_Your objective_
Your reply should contain every record, restated word for word.

Dataset rows describing interfaces
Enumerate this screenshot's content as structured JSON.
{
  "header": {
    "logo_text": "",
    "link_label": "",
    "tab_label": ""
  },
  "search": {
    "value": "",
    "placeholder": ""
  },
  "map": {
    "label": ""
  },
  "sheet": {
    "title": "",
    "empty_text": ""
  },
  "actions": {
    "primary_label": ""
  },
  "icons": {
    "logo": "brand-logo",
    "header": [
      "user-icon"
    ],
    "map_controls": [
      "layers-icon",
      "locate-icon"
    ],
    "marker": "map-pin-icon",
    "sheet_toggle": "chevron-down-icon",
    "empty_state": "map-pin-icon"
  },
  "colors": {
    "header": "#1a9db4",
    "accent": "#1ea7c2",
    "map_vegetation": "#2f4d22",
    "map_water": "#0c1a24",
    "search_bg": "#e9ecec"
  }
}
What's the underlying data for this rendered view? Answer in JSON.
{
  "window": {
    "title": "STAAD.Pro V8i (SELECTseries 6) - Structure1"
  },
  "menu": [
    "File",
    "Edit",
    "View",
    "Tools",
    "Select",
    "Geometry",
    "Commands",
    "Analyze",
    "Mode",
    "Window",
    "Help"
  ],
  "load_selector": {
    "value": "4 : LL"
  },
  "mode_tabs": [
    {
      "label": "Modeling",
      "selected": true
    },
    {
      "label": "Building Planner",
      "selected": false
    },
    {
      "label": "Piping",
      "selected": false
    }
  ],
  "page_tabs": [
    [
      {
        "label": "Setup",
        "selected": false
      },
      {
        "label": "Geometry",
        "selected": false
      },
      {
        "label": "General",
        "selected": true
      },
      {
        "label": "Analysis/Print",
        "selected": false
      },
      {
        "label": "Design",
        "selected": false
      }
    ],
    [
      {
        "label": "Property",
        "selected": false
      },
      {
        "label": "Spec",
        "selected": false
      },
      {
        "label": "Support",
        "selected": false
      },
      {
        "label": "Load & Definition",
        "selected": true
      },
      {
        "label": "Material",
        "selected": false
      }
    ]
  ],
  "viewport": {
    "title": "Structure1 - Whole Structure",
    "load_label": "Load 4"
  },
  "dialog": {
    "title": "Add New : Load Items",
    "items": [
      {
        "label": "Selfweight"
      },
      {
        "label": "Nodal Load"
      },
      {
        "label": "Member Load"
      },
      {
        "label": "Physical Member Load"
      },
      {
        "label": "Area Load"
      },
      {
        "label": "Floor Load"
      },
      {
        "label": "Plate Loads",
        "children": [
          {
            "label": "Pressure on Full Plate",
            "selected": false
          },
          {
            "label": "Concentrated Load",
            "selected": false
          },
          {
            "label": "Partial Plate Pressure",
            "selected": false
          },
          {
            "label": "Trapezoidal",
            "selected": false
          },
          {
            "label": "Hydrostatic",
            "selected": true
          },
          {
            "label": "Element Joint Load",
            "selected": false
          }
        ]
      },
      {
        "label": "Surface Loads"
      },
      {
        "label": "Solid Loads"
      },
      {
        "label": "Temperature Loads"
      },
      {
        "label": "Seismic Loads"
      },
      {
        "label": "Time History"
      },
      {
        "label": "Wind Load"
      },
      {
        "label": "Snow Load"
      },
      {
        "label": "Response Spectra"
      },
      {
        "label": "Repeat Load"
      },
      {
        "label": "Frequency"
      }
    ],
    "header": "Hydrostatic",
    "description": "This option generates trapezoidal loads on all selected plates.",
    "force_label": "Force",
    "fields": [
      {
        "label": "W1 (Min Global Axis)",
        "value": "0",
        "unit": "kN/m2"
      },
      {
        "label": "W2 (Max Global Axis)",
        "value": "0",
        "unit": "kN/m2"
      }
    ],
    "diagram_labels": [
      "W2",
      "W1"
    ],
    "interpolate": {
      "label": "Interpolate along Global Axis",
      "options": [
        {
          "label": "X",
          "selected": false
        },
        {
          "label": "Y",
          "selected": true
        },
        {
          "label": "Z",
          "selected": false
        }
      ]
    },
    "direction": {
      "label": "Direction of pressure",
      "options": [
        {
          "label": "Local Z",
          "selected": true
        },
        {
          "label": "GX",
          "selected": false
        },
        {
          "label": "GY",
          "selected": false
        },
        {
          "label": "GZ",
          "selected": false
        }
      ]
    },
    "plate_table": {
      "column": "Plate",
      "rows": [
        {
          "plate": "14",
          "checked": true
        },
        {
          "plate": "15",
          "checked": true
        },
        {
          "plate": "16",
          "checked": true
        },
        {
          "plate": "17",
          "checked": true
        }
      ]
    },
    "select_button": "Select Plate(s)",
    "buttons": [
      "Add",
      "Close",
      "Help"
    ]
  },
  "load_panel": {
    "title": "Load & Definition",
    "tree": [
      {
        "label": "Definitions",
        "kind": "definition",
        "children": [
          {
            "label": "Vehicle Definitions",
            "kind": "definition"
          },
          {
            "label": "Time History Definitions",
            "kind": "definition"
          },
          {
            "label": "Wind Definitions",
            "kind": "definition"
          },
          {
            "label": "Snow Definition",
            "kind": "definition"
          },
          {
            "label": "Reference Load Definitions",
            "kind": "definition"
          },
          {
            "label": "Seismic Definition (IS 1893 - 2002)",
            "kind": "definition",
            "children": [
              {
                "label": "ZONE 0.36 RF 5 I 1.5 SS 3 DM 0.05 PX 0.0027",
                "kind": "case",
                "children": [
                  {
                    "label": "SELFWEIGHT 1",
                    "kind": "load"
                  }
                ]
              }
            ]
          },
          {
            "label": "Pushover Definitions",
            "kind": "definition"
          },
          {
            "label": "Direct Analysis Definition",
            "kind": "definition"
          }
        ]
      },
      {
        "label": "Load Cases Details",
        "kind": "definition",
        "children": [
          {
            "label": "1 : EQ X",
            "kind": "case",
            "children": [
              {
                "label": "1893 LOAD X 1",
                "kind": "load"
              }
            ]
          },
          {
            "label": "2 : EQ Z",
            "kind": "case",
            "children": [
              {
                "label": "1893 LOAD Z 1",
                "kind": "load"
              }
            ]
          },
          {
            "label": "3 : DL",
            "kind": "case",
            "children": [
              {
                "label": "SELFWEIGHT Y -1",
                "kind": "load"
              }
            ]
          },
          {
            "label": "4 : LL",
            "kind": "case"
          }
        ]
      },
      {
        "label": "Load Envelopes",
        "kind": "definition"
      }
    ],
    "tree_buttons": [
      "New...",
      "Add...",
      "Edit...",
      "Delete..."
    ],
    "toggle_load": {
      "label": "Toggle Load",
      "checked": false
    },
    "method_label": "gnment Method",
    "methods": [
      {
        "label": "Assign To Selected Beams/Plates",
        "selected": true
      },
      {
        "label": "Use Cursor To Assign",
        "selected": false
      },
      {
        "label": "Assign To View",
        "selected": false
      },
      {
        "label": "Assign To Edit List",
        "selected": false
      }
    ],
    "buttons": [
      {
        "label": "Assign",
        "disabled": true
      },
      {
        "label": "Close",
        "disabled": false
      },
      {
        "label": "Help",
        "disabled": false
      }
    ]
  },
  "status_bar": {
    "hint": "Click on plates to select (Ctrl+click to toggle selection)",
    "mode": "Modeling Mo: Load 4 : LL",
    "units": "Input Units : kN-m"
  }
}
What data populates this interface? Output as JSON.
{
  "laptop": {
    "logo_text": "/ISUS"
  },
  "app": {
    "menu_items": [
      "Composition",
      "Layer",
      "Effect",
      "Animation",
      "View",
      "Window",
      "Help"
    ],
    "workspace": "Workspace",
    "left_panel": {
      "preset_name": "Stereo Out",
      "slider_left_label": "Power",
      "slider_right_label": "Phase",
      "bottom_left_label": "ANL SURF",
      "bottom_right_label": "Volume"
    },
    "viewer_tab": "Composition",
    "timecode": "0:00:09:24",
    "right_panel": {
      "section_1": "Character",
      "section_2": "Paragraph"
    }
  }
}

_Response_
Enumerate this screenshot's content as structured JSON.
{
  "header": {
    "logo_text": "",
    "link_label": "",
    "tab_label": ""
  },
  "search": {
    "value": "",
    "placeholder": ""
  },
  "map": {
    "label": ""
  },
  "sheet": {
    "title": "",
    "empty_text": ""
  },
  "actions": {
    "primary_label": ""
  },
  "icons": {
    "logo": "brand-logo",
    "header": [
      "user-icon"
    ],
    "map_controls": [
      "layers-icon",
      "locate-icon"
    ],
    "marker": "map-pin-icon",
    "sheet_toggle": "chevron-down-icon",
    "empty_state": "map-pin-icon"
  },
  "colors": {
    "header": "#1a9db4",
    "accent": "#1ea7c2",
    "map_vegetation": "#2f4d22",
    "map_water": "#0c1a24",
    "search_bg": "#e9ecec"
  }
}
What's the underlying data for this rendered view? Answer in JSON.
{
  "window": {
    "title": "STAAD.Pro V8i (SELECTseries 6) - Structure1"
  },
  "menu": [
    "File",
    "Edit",
    "View",
    "Tools",
    "Select",
    "Geometry",
    "Commands",
    "Analyze",
    "Mode",
    "Window",
    "Help"
  ],
  "load_selector": {
    "value": "4 : LL"
  },
  "mode_tabs": [
    {
      "label": "Modeling",
      "selected": true
    },
    {
      "label": "Building Planner",
      "selected": false
    },
    {
      "label": "Piping",
      "selected": false
    }
  ],
  "page_tabs": [
    [
      {
        "label": "Setup",
        "selected": false
      },
      {
        "label": "Geometry",
        "selected": false
      },
      {
        "label": "General",
        "selected": true
      },
      {
        "label": "Analysis/Print",
        "selected": false
      },
      {
        "label": "Design",
        "selected": false
      }
    ],
    [
      {
        "label": "Property",
        "selected": false
      },
      {
        "label": "Spec",
        "selected": false
      },
      {
        "label": "Support",
        "selected": false
      },
      {
        "label": "Load & Definition",
        "selected": true
      },
      {
        "label": "Material",
        "selected": false
      }
    ]
  ],
  "viewport": {
    "title": "Structure1 - Whole Structure",
    "load_label": "Load 4"
  },
  "dialog": {
    "title": "Add New : Load Items",
    "items": [
      {
        "label": "Selfweight"
      },
      {
        "label": "Nodal Load"
      },
      {
        "label": "Member Load"
      },
      {
        "label": "Physical Member Load"
      },
      {
        "label": "Area Load"
      },
      {
        "label": "Floor Load"
      },
      {
        "label": "Plate Loads",
        "children": [
          {
            "label": "Pressure on Full Plate",
            "selected": false
          },
          {
            "label": "Concentrated Load",
            "selected": false
          },
          {
            "label": "Partial Plate Pressure",
            "selected": false
          },
          {
            "label": "Trapezoidal",
            "selected": false
          },
          {
            "label": "Hydrostatic",
            "selected": true
          },
          {
            "label": "Element Joint Load",
            "selected": false
          }
        ]
      },
      {
        "label": "Surface Loads"
      },
      {
        "label": "Solid Loads"
      },
      {
        "label": "Temperature Loads"
      },
      {
        "label": "Seismic Loads"
      },
      {
        "label": "Time History"
      },
      {
        "label": "Wind Load"
      },
      {
        "label": "Snow Load"
      },
      {
        "label": "Response Spectra"
      },
      {
        "label": "Repeat Load"
      },
      {
        "label": "Frequency"
      }
    ],
    "header": "Hydrostatic",
    "description": "This option generates trapezoidal loads on all selected plates.",
    "force_label": "Force",
    "fields": [
      {
        "label": "W1 (Min Global Axis)",
        "value": "0",
        "unit": "kN/m2"
      },
      {
        "label": "W2 (Max Global Axis)",
        "value": "0",
        "unit": "kN/m2"
      }
    ],
    "diagram_labels": [
      "W2",
      "W1"
    ],
    "interpolate": {
      "label": "Interpolate along Global Axis",
      "options": [
        {
          "label": "X",
          "selected": false
        },
        {
          "label": "Y",
          "selected": true
        },
        {
          "label": "Z",
          "selected": false
        }
      ]
    },
    "direction": {
      "label": "Direction of pressure",
      "options": [
        {
          "label": "Local Z",
          "selected": true
        },
        {
          "label": "GX",
          "selected": false
        },
        {
          "label": "GY",
          "selected": false
        },
        {
          "label": "GZ",
          "selected": false
        }
      ]
    },
    "plate_table": {
      "column": "Plate",
      "rows": [
        {
          "plate": "14",
          "checked": true
        },
        {
          "plate": "15",
          "checked": true
        },
        {
          "plate": "16",
          "checked": true
        },
        {
          "plate": "17",
          "checked": true
        }
      ]
    },
    "select_button": "Select Plate(s)",
    "buttons": [
      "Add",
      "Close",
      "Help"
    ]
  },
  "load_panel": {
    "title": "Load & Definition",
    "tree": [
      {
        "label": "Definitions",
        "kind": "definition",
        "children": [
          {
            "label": "Vehicle Definitions",
            "kind": "definition"
          },
          {
            "label": "Time History Definitions",
            "kind": "definition"
          },
          {
            "label": "Wind Definitions",
            "kind": "definition"
          },
          {
            "label": "Snow Definition",
            "kind": "definition"
          },
          {
            "label": "Reference Load Definitions",
            "kind": "definition"
          },
          {
            "label": "Seismic Definition (IS 1893 - 2002)",
            "kind": "definition",
            "children": [
              {
                "label": "ZONE 0.36 RF 5 I 1.5 SS 3 DM 0.05 PX 0.0027",
                "kind": "case",
                "children": [
                  {
                    "label": "SELFWEIGHT 1",
                    "kind": "load"
                  }
                ]
              }
            ]
          },
          {
            "label": "Pushover Definitions",
            "kind": "definition"
          },
          {
            "label": "Direct Analysis Definition",
            "kind": "definition"
          }
        ]
      },
      {
        "label": "Load Cases Details",
        "kind": "definition",
        "children": [
          {
            "label": "1 : EQ X",
            "kind": "case",
            "children": [
              {
                "label": "1893 LOAD X 1",
                "kind": "load"
              }
            ]
          },
          {
            "label": "2 : EQ Z",
            "kind": "case",
            "children": [
              {
                "label": "1893 LOAD Z 1",
                "kind": "load"
              }
            ]
          },
          {
            "label": "3 : DL",
            "kind": "case",
            "children": [
              {
                "label": "SELFWEIGHT Y -1",
                "kind": "load"
              }
            ]
          },
          {
            "label": "4 : LL",
            "kind": "case"
          }
        ]
      },
      {
        "label": "Load Envelopes",
        "kind": "definition"
      }
    ],
    "tree_buttons": [
      "New...",
      "Add...",
      "Edit...",
      "Delete..."
    ],
    "toggle_load": {
      "label": "Toggle Load",
      "checked": false
    },
    "method_label": "gnment Method",
    "methods": [
      {
        "label": "Assign To Selected Beams/Plates",
        "selected": true
      },
      {
        "label": "Use Cursor To Assign",
        "selected": false
      },
      {
        "label": "Assign To View",
        "selected": false
      },
      {
        "label": "Assign To Edit List",
        "selected": false
      }
    ],
    "buttons": [
      {
        "label": "Assign",
        "disabled": true
      },
      {
        "label": "Close",
        "disabled": false
      },
      {
        "label": "Help",
        "disabled": false
      }
    ]
  },
  "status_bar": {
    "hint": "Click on plates to select (Ctrl+click to toggle selection)",
    "mode": "Modeling Mo: Load 4 : LL",
    "units": "Input Units : kN-m"
  }
}
What data populates this interface? Output as JSON.
{
  "laptop": {
    "logo_text": "/ISUS"
  },
  "app": {
    "menu_items": [
      "Composition",
      "Layer",
      "Effect",
      "Animation",
      "View",
      "Window",
      "Help"
    ],
    "workspace": "Workspace",
    "left_panel": {
      "preset_name": "Stereo Out",
      "slider_left_label": "Power",
      "slider_right_label": "Phase",
      "bottom_left_label": "ANL SURF",
      "bottom_right_label": "Volume"
    },
    "viewer_tab": "Composition",
    "timecode": "0:00:09:24",
    "right_panel": {
      "section_1": "Character",
      "section_2": "Paragraph"
    }
  }
}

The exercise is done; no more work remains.